**PROBLEM TO SOLVE**
Your answer should be the records below, repeated exactly as they stand.

**PROVIDED DATA**
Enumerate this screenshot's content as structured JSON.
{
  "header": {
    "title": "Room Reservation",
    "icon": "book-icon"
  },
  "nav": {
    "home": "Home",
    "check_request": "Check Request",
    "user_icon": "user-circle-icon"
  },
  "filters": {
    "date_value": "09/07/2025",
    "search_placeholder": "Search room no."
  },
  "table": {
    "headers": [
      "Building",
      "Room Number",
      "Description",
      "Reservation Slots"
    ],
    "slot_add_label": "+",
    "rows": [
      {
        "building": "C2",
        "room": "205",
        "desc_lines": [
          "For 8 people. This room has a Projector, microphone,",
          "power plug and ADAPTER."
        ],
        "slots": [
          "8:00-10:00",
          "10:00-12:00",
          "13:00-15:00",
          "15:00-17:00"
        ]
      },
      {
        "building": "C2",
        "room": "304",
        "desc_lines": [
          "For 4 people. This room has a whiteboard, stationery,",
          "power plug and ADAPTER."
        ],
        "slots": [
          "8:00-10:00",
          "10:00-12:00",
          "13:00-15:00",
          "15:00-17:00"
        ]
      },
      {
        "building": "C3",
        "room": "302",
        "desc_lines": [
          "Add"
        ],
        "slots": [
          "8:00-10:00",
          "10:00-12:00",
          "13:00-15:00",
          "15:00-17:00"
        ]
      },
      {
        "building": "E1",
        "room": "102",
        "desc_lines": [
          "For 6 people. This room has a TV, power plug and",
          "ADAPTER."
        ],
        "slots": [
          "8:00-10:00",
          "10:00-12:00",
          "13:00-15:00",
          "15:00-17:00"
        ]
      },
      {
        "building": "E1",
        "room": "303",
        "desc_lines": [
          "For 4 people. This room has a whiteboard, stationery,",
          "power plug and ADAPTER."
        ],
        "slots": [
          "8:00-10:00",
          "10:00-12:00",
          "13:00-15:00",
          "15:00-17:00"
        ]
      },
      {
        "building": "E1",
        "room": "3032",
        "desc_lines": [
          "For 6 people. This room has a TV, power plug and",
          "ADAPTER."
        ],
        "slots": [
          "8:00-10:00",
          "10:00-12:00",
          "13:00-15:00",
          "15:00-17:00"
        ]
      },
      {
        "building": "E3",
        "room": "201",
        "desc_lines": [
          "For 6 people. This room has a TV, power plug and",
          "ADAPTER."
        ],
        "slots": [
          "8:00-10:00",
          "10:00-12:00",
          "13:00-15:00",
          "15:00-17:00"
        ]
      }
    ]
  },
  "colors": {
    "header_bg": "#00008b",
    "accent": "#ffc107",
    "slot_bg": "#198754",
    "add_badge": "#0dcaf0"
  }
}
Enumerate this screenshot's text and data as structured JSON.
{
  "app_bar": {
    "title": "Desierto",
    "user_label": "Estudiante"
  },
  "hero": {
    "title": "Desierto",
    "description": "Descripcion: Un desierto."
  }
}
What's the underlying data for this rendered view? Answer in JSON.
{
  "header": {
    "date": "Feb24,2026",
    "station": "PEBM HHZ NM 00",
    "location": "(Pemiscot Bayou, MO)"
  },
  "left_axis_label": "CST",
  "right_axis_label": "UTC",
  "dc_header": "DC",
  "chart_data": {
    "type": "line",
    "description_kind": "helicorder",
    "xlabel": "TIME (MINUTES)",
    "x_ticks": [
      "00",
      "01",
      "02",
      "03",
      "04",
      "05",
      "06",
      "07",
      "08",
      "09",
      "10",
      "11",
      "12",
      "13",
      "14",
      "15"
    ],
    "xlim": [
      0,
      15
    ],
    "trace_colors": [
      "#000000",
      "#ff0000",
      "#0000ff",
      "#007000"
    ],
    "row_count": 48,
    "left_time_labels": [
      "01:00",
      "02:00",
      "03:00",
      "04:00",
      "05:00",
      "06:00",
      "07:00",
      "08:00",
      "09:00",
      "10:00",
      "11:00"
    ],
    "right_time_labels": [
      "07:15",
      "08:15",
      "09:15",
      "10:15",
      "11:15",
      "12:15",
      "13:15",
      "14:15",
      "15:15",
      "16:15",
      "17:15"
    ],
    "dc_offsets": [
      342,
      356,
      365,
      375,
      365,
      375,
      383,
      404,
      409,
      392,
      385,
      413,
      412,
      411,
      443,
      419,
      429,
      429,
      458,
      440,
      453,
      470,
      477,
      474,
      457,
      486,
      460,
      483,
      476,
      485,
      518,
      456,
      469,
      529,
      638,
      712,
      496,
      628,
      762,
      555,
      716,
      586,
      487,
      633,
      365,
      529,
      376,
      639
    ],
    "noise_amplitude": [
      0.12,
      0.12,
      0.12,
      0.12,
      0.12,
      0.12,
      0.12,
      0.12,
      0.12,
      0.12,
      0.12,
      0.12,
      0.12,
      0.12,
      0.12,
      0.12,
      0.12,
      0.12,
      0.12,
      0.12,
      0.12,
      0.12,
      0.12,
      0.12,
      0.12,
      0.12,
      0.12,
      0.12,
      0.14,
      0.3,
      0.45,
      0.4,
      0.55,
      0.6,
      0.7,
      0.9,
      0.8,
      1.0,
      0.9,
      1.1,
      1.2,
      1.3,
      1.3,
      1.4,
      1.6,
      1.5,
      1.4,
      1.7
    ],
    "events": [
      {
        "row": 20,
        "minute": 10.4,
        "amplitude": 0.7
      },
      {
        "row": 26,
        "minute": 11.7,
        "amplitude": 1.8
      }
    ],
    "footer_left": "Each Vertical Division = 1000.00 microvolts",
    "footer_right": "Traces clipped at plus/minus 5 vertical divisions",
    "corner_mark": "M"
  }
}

**RESULT OF THE TASK**
Enumerate this screenshot's content as structured JSON.
{
  "header": {
    "title": "Room Reservation",
    "icon": "book-icon"
  },
  "nav": {
    "home": "Home",
    "check_request": "Check Request",
    "user_icon": "user-circle-icon"
  },
  "filters": {
    "date_value": "09/07/2025",
    "search_placeholder": "Search room no."
  },
  "table": {
    "headers": [
      "Building",
      "Room Number",
      "Description",
      "Reservation Slots"
    ],
    "slot_add_label": "+",
    "rows": [
      {
        "building": "C2",
        "room": "205",
        "desc_lines": [
          "For 8 people. This room has a Projector, microphone,",
          "power plug and ADAPTER."
        ],
        "slots": [
          "8:00-10:00",
          "10:00-12:00",
          "13:00-15:00",
          "15:00-17:00"
        ]
      },
      {
        "building": "C2",
        "room": "304",
        "desc_lines": [
          "For 4 people. This room has a whiteboard, stationery,",
          "power plug and ADAPTER."
        ],
        "slots": [
          "8:00-10:00",
          "10:00-12:00",
          "13:00-15:00",
          "15:00-17:00"
        ]
      },
      {
        "building": "C3",
        "room": "302",
        "desc_lines": [
          "Add"
        ],
        "slots": [
          "8:00-10:00",
          "10:00-12:00",
          "13:00-15:00",
          "15:00-17:00"
        ]
      },
      {
        "building": "E1",
        "room": "102",
        "desc_lines": [
          "For 6 people. This room has a TV, power plug and",
          "ADAPTER."
        ],
        "slots": [
          "8:00-10:00",
          "10:00-12:00",
          "13:00-15:00",
          "15:00-17:00"
        ]
      },
      {
        "building": "E1",
        "room": "303",
        "desc_lines": [
          "For 4 people. This room has a whiteboard, stationery,",
          "power plug and ADAPTER."
        ],
        "slots": [
          "8:00-10:00",
          "10:00-12:00",
          "13:00-15:00",
          "15:00-17:00"
        ]
      },
      {
        "building": "E1",
        "room": "3032",
        "desc_lines": [
          "For 6 people. This room has a TV, power plug and",
          "ADAPTER."
        ],
        "slots": [
          "8:00-10:00",
          "10:00-12:00",
          "13:00-15:00",
          "15:00-17:00"
        ]
      },
      {
        "building": "E3",
        "room": "201",
        "desc_lines": [
          "For 6 people. This room has a TV, power plug and",
          "ADAPTER."
        ],
        "slots": [
          "8:00-10:00",
          "10:00-12:00",
          "13:00-15:00",
          "15:00-17:00"
        ]
      }
    ]
  },
  "colors": {
    "header_bg": "#00008b",
    "accent": "#ffc107",
    "slot_bg": "#198754",
    "add_badge": "#0dcaf0"
  }
}
Enumerate this screenshot's text and data as structured JSON.
{
  "app_bar": {
    "title": "Desierto",
    "user_label": "Estudiante"
  },
  "hero": {
    "title": "Desierto",
    "description": "Descripcion: Un desierto."
  }
}
What's the underlying data for this rendered view? Answer in JSON.
{
  "header": {
    "date": "Feb24,2026",
    "station": "PEBM HHZ NM 00",
    "location": "(Pemiscot Bayou, MO)"
  },
  "left_axis_label": "CST",
  "right_axis_label": "UTC",
  "dc_header": "DC",
  "chart_data": {
    "type": "line",
    "description_kind": "helicorder",
    "xlabel": "TIME (MINUTES)",
    "x_ticks": [
      "00",
      "01",
      "02",
      "03",
      "04",
      "05",
      "06",
      "07",
      "08",
      "09",
      "10",
      "11",
      "12",
      "13",
      "14",
      "15"
    ],
    "xlim": [
      0,
      15
    ],
    "trace_colors": [
      "#000000",
      "#ff0000",
      "#0000ff",
      "#007000"
    ],
    "row_count": 48,
    "left_time_labels": [
      "01:00",
      "02:00",
      "03:00",
      "04:00",
      "05:00",
      "06:00",
      "07:00",
      "08:00",
      "09:00",
      "10:00",
      "11:00"
    ],
    "right_time_labels": [
      "07:15",
      "08:15",
      "09:15",
      "10:15",
      "11:15",
      "12:15",
      "13:15",
      "14:15",
      "15:15",
      "16:15",
      "17:15"
    ],
    "dc_offsets": [
      342,
      356,
      365,
      375,
      365,
      375,
      383,
      404,
      409,
      392,
      385,
      413,
      412,
      411,
      443,
      419,
      429,
      429,
      458,
      440,
      453,
      470,
      477,
      474,
      457,
      486,
      460,
      483,
      476,
      485,
      518,
      456,
      469,
      529,
      638,
      712,
      496,
      628,
      762,
      555,
      716,
      586,
      487,
      633,
      365,
      529,
      376,
      639
    ],
    "noise_amplitude": [
      0.12,
      0.12,
      0.12,
      0.12,
      0.12,
      0.12,
      0.12,
      0.12,
      0.12,
      0.12,
      0.12,
      0.12,
      0.12,
      0.12,
      0.12,
      0.12,
      0.12,
      0.12,
      0.12,
      0.12,
      0.12,
      0.12,
      0.12,
      0.12,
      0.12,
      0.12,
      0.12,
      0.12,
      0.14,
      0.3,
      0.45,
      0.4,
      0.55,
      0.6,
      0.7,
      0.9,
      0.8,
      1.0,
      0.9,
      1.1,
      1.2,
      1.3,
      1.3,
      1.4,
      1.6,
      1.5,
      1.4,
      1.7
    ],
    "events": [
      {
        "row": 20,
        "minute": 10.4,
        "amplitude": 0.7
      },
      {
        "row": 26,
        "minute": 11.7,
        "amplitude": 1.8
      }
    ],
    "footer_left": "Each Vertical Division = 1000.00 microvolts",
    "footer_right": "Traces clipped at plus/minus 5 vertical divisions",
    "corner_mark": "M"
  }
}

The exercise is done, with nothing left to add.